Problem description -
For every entry that follows, return an identical copy.

Excerpts from a dataset -
******************************

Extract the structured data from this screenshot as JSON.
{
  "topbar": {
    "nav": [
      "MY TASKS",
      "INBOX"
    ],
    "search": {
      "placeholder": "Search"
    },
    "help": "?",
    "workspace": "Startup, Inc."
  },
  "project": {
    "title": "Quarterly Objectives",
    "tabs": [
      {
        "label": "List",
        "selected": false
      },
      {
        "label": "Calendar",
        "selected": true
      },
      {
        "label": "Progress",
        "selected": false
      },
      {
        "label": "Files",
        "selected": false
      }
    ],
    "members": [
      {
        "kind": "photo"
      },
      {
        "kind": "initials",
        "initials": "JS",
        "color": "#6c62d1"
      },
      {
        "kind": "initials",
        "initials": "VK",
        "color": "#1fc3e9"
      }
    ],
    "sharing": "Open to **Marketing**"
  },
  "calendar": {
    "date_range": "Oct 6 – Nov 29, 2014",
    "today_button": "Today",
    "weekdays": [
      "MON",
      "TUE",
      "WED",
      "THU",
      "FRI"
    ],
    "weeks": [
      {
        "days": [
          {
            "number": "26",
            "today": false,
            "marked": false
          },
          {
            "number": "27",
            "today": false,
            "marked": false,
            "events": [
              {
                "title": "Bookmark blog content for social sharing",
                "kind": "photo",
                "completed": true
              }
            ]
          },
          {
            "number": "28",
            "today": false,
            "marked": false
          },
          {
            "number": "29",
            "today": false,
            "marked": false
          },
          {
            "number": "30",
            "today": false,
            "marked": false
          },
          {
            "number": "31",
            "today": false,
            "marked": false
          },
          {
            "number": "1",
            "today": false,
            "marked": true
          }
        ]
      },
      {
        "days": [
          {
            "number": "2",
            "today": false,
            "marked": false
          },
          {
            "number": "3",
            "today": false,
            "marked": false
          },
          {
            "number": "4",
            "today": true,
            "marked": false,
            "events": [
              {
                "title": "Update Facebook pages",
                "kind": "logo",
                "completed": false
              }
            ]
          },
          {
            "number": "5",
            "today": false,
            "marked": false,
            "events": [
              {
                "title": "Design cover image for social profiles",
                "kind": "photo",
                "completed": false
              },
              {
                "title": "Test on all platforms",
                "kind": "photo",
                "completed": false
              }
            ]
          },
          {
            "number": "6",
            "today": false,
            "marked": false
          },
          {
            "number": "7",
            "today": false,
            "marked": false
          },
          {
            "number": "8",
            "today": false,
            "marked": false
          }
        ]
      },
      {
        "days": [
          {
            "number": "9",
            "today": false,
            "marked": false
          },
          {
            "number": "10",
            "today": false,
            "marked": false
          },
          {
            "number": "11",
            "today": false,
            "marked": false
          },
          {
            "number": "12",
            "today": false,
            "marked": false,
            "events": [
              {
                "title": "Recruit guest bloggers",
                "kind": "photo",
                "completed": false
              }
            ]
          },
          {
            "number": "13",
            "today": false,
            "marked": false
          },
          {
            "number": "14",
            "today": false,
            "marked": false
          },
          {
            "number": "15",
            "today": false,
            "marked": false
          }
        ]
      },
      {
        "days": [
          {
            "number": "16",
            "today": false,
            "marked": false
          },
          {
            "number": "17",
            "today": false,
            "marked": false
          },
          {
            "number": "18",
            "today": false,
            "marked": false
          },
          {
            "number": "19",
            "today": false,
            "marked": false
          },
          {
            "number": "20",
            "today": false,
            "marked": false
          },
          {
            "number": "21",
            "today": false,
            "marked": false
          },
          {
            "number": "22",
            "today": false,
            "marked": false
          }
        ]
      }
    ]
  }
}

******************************

Answer section -
Extract the structured data from this screenshot as JSON.
{
  "topbar": {
    "nav": [
      "MY TASKS",
      "INBOX"
    ],
    "search": {
      "placeholder": "Search"
    },
    "help": "?",
    "workspace": "Startup, Inc."
  },
  "project": {
    "title": "Quarterly Objectives",
    "tabs": [
      {
        "label": "List",
        "selected": false
      },
      {
        "label": "Calendar",
        "selected": true
      },
      {
        "label": "Progress",
        "selected": false
      },
      {
        "label": "Files",
        "selected": false
      }
    ],
    "members": [
      {
        "kind": "photo"
      },
      {
        "kind": "initials",
        "initials": "JS",
        "color": "#6c62d1"
      },
      {
        "kind": "initials",
        "initials": "VK",
        "color": "#1fc3e9"
      }
    ],
    "sharing": "Open to **Marketing**"
  },
  "calendar": {
    "date_range": "Oct 6 – Nov 29, 2014",
    "today_button": "Today",
    "weekdays": [
      "MON",
      "TUE",
      "WED",
      "THU",
      "FRI"
    ],
    "weeks": [
      {
        "days": [
          {
            "number": "26",
            "today": false,
            "marked": false
          },
          {
            "number": "27",
            "today": false,
            "marked": false,
            "events": [
              {
                "title": "Bookmark blog content for social sharing",
                "kind": "photo",
                "completed": true
              }
            ]
          },
          {
            "number": "28",
            "today": false,
            "marked": false
          },
          {
            "number": "29",
            "today": false,
            "marked": false
          },
          {
            "number": "30",
            "today": false,
            "marked": false
          },
          {
            "number": "31",
            "today": false,
            "marked": false
          },
          {
            "number": "1",
            "today": false,
            "marked": true
          }
        ]
      },
      {
        "days": [
          {
            "number": "2",
            "today": false,
            "marked": false
          },
          {
            "number": "3",
            "today": false,
            "marked": false
          },
          {
            "number": "4",
            "today": true,
            "marked": false,
            "events": [
              {
                "title": "Update Facebook pages",
                "kind": "logo",
                "completed": false
              }
            ]
          },
          {
            "number": "5",
            "today": false,
            "marked": false,
            "events": [
              {
                "title": "Design cover image for social profiles",
                "kind": "photo",
                "completed": false
              },
              {
                "title": "Test on all platforms",
                "kind": "photo",
                "completed": false
              }
            ]
          },
          {
            "number": "6",
            "today": false,
            "marked": false
          },
          {
            "number": "7",
            "today": false,
            "marked": false
          },
          {
            "number": "8",
            "today": false,
            "marked": false
          }
        ]
      },
      {
        "days": [
          {
            "number": "9",
            "today": false,
            "marked": false
          },
          {
            "number": "10",
            "today": false,
            "marked": false
          },
          {
            "number": "11",
            "today": false,
            "marked": false
          },
          {
            "number": "12",
            "today": false,
            "marked": false,
            "events": [
              {
                "title": "Recruit guest bloggers",
                "kind": "photo",
                "completed": false
              }
            ]
          },
          {
            "number": "13",
            "today": false,
            "marked": false
          },
          {
            "number": "14",
            "today": false,
            "marked": false
          },
          {
            "number": "15",
            "today": false,
            "marked": false
          }
        ]
      },
      {
        "days": [
          {
            "number": "16",
            "today": false,
            "marked": false
          },
          {
            "number": "17",
            "today": false,
            "marked": false
          },
          {
            "number": "18",
            "today": false,
            "marked": false
          },
          {
            "number": "19",
            "today": false,
            "marked": false
          },
          {
            "number": "20",
            "today": false,
            "marked": false
          },
          {
            "number": "21",
            "today": false,
            "marked": false
          },
          {
            "number": "22",
            "today": false,
            "marked": false
          }
        ]
      }
    ]
  }
}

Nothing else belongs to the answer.